I talked with [SFS president] Sako about coming up with a drink for Michael, and she said, go for it. So I came up with the MTTini; I think it was vodka, sweet vermouth (but clear, the Dolin Blanc), and a dash of crème de violette. It was good!
How did he take it?
I never got to make it for him! But there was one day when Yo-Yo Ma was rehearsing in the building, and the orchestra asked me to make him a Negroni. I chased around with the Negroni trying to find him, and then we took a photo with him.
How was this Negroni different?
I made mine with Aperol instead of Campari, because Campari is like putting a clown car in your cocktail.

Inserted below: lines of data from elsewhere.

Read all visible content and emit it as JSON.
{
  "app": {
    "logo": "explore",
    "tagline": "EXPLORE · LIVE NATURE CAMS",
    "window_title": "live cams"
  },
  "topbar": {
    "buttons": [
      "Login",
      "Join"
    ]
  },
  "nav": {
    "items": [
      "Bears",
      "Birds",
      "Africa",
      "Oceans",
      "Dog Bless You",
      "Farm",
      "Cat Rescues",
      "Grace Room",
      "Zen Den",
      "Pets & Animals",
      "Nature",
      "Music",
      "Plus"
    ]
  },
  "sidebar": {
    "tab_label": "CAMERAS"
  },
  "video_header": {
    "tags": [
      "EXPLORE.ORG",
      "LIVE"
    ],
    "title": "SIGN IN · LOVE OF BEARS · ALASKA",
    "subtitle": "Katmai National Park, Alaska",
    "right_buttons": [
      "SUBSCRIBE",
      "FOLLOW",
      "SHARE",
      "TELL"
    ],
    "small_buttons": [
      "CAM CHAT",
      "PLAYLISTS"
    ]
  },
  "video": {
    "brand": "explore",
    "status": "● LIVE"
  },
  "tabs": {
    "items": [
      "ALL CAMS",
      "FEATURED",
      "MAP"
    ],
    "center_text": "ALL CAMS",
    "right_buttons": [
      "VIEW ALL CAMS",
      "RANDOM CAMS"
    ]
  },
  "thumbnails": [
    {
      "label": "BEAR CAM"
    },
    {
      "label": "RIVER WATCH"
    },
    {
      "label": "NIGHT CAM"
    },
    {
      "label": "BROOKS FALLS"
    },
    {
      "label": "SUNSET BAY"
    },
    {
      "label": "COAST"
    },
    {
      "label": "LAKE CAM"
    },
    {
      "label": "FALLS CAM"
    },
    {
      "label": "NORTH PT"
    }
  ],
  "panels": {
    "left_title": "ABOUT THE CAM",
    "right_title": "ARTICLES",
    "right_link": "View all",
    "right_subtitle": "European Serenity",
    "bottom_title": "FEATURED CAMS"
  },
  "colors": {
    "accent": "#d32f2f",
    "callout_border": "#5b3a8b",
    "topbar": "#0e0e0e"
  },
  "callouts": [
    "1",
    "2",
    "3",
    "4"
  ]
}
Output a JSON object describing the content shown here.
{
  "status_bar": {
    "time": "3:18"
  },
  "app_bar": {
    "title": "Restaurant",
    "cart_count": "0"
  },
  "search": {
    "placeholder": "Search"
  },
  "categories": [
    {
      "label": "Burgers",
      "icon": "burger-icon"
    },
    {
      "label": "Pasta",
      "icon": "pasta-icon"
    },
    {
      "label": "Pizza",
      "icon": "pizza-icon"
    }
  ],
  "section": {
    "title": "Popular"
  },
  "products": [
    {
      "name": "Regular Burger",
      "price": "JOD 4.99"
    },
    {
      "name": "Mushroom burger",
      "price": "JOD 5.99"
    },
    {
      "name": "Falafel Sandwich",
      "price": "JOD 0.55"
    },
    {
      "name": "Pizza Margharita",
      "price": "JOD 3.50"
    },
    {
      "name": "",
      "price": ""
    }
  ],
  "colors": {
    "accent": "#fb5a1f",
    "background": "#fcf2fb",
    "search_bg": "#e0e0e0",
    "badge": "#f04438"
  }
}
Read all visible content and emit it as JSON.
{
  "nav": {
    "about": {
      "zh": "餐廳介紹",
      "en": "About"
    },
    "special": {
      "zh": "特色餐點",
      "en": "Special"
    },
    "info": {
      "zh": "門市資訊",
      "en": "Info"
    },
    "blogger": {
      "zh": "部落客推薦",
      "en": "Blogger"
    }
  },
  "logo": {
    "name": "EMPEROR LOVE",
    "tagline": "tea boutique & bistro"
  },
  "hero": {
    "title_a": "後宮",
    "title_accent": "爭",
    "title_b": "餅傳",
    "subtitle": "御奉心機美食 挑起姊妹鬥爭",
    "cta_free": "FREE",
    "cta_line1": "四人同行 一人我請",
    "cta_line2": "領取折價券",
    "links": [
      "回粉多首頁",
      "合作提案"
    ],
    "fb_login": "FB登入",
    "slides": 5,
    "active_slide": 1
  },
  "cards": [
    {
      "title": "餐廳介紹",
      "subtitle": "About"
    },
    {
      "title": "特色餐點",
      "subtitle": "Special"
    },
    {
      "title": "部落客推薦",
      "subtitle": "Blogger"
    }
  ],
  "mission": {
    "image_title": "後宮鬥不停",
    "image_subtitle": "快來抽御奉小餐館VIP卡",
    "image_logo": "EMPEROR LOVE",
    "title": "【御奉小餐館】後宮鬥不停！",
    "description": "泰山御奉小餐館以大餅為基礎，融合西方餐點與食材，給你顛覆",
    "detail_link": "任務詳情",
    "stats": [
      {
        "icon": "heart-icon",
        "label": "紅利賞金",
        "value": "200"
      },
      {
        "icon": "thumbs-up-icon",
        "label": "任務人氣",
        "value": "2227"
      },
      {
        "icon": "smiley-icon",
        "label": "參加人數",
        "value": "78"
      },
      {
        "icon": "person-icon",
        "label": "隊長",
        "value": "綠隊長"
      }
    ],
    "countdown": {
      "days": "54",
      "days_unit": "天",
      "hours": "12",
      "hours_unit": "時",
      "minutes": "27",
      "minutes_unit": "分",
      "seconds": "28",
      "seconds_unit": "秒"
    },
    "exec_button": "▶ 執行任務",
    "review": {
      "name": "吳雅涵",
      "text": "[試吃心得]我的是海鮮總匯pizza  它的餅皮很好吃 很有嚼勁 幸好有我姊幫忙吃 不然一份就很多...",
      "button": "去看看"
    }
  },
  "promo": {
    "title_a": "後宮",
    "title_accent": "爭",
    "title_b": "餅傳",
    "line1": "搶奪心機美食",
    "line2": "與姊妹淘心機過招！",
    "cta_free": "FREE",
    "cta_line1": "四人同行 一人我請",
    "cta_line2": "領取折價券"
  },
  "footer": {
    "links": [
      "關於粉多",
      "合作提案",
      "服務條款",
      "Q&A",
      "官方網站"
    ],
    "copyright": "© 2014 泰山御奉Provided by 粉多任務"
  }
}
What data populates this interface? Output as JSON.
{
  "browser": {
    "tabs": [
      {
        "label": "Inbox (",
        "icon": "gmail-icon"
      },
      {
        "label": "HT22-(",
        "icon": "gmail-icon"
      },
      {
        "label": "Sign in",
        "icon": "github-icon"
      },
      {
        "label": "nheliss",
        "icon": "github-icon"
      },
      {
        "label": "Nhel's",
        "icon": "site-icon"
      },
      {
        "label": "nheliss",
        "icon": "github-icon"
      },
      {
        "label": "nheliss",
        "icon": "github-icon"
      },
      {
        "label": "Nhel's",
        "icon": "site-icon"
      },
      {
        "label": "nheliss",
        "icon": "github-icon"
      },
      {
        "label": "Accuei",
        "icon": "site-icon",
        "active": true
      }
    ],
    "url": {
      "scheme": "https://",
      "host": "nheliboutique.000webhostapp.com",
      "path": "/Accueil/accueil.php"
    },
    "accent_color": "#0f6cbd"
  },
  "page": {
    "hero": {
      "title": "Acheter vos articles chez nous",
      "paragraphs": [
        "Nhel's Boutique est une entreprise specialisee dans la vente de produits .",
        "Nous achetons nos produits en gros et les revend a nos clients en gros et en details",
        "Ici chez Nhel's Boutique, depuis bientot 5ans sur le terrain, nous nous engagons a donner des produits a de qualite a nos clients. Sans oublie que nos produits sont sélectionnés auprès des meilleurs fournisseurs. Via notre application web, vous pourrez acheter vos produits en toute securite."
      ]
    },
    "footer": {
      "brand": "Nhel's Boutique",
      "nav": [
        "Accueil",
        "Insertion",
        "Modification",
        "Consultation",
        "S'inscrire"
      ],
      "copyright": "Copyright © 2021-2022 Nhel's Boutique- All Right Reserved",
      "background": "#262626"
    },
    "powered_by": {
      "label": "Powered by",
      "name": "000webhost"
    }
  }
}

Will you be ready for Esa-Pekka Salonen?
In our little brass section, we’ve been joking about getting a bottle of Akvavit and learning how to make cocktails with it. We know he enjoys a good Pilsner, and there are a couple of guys — Paul Welcomer, our second trombone player, and Mark Wright, in our bass section — they’re fantastic brewers, and I go out and brew with them on occasion. They’ll be brewing for Esa-Pekka when he gets here.
What else will you be serving up in the Holiday Brass concert?
It’s a little different in that it’s not all Christmas music, but really great, well-written pieces for brass that fit the occasion. For example: the first piece is by James Beckel, who’s the principal trombonist with the Indianapolis Symphony, a fantastic piece called Musica Mobilis which is festive and upbeat, but modern and clever. The piece which ends the first half is three movements of Bruce Broughton’s brass ensemble Fanfares, Marches, Hymns & Finale. For the second half, the opener is Joan Tower’s Fanfare for the Uncommon Woman, a great opportunity for a great brass fanfare by a major composer and for music written by a female composer.
Are you tricking out your holiday perennials?
There’s a surprise with our Sleigh Ride [by Leroy Anderson] which we shouldn’t put in print. But we’ll make it memorable!